Background: One of the most dreaded complications of septic shock is acute kidney injury. It occurs in around 50% of patients, with a mortality rate of about 60% at 3 months. There is no consensus on the optimal time to initiate renal replacement therapy. Retrospective and observational studies suggest that early implementation of renal replacement therapy could improve the prognosis for these patients.

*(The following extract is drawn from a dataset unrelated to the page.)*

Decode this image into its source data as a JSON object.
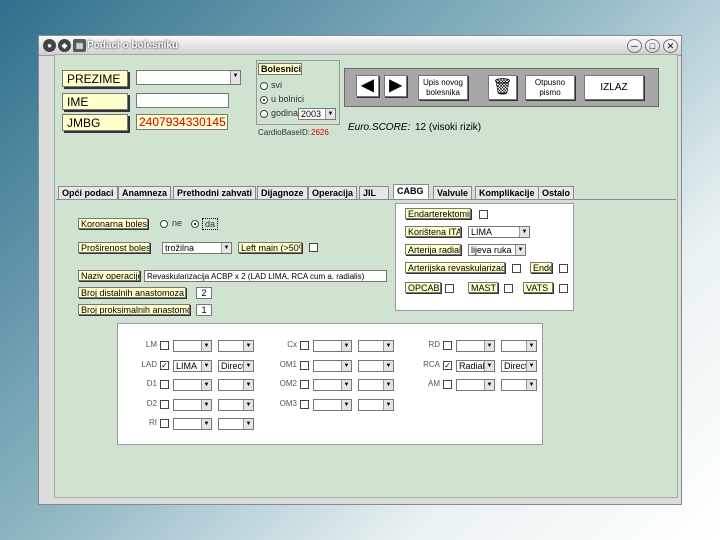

Methods/design: This protocol summarizes the rationale and design of a randomized, controlled, multicenter trial investigating the effect of early versus delayed renal replacement therapy in patients with severe acute kidney injury in early septic shock. In total, 864 critically ill adults with septic shock and evidence of acute kidney injury, defined as the failure stage of the RIFLE classification, will be enrolled. The primary outcome is mortality at 90 days. Secondary outcomes include safety, number of days free of mechanical ventilation, number of days free of renal replacement therapy, intensive care length of stay, in-hospital length of stay, quality of life as evaluated by the EQ-5D and renal replacement therapy dependence at hospital discharge. The primary analysis will be intention to treat. Recruitment started in March 2012 and will be completed by March 2015.
Discussion: This protocol for a randomized controlled study investigating the impact of the timing of renal replacement therapy initiation should provide an answer to a key question for the management of patients with acute kidney injury in the context of septic shock, for whom the mortality rate remains close to 60% despite improved understanding of physiopathology and recent therapeutic advances.
Trial registration: ClinicalTrials.gov identifier NCT01682590, registered on 10 September 2012.